    One last thing to configure before leaving the window. If you are writing JUnit tests then you’ll need to add JUnit to your project dependencies. If you just annotate a method as @Test then IDEA prompts you to add the junit.jar to your classpath. The problem is that they add it as the last dependency, which causes the test to fail with the error “java.lang.RuntimeException: Stub!”. Come into this window and move JUnit up in the dependency list. Or configure Ivy/Maven/Whatever to do this automatically for you.

    10. Module Dependencies

    10. Module Dependencies

    That’s the quick tour of Project Structure… lets move on to Settings. Settings are the options not directly related to compiling the project. Things like code style, version control, plugins, and much more. Open Settings using File->Settings or use your Claw Attack to hit Ctrl+Alt+S. I call this shortcut the claw attack because if you pinch your left hand into an eagle claw and swoop it down on your keyboard then the Settings window usually opens right up. It helps to let out a mighty, “Ka-KAW” when you do it.

    There are thousands of settings in here. I heard the advice recently that new users of either IDE should spent a few hours just clicking around the settings page, and I honestly think that is pretty good advice. If you know what you’re looking for but can’t find it, then enter your search term in the upper left side search box and the settings list dynamically displays only those pages with matching entries. For instance, if you know you want to show line numbers, then type in Line or Line Numbers and click through the resulting pages. In this case, the highlighting you see in the image was created by IDEA and is used to point you to the correct setting.

    11. Settings Configuration

    11. Settings Configuration

    You most definitely want to change some of the default settings. Showing Line Numbers is under Editor->Appearance. Changing your tabs and space settings are done on a per-file type basis, and is accessed from Editor -> Code Style. By default IDEA allows you to place the cursor past the end of the line in a text file, and you turn this off under the Editor page. And Version Control is something you really must configure as well, which is under Version Control. GitHub integration in IDEA is tip-top and goes beyond just Git support, but lately I’ve been using and recommending BitBucket for free, private git hosting. In general I find myself using the IDE to make local commits and manage changelists, and the command line to perform pushes.

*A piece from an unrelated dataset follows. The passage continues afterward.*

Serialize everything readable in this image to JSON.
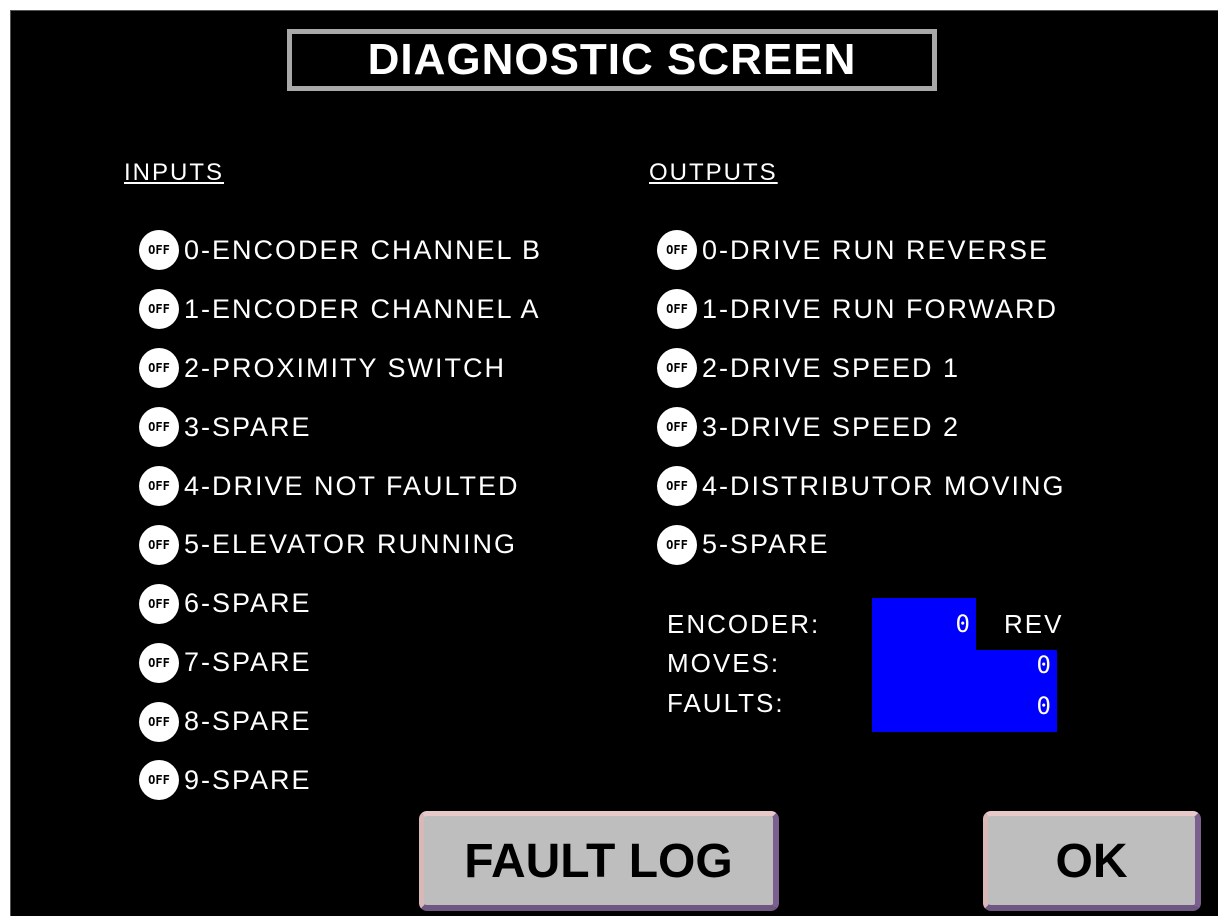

    That’s it! There are tons of ways to learn more, and here are my favorite links:

    As always, feel free to keep in touch by leaving a comment. You can read more from me on my blog at http://hamletdarcy.blogspot.com/, see my YouTube channel for more screencasts, and follow me on Twitter: @HamletDRC

    Java 7 Small Language Changes Screencast

    July 14th, 2011

    This screencast demonstrates the small language changes that are part of Open JDK 7, which is available from the Open JDK website. It demonstrates multi-catch, try with resources, strings in switch statements, underscores in literals, and the diamond operator.

    If you have any issues watching the video below, then you may have better luck viewing it on the JetBrains.tv site.

    I’ve made a lot of screencasts and blog posts over the years. If you like this, then there are many ways to see the other stuff I’ve done: 

    The screencast was created with Ubuntu 10.04, PiTiVi, Audicity, gtk-RecordMyDesktop, IntelliJ IDEA, and LibreOffice. OS from top to bottom.

    Thanks for watching, and leave a comment!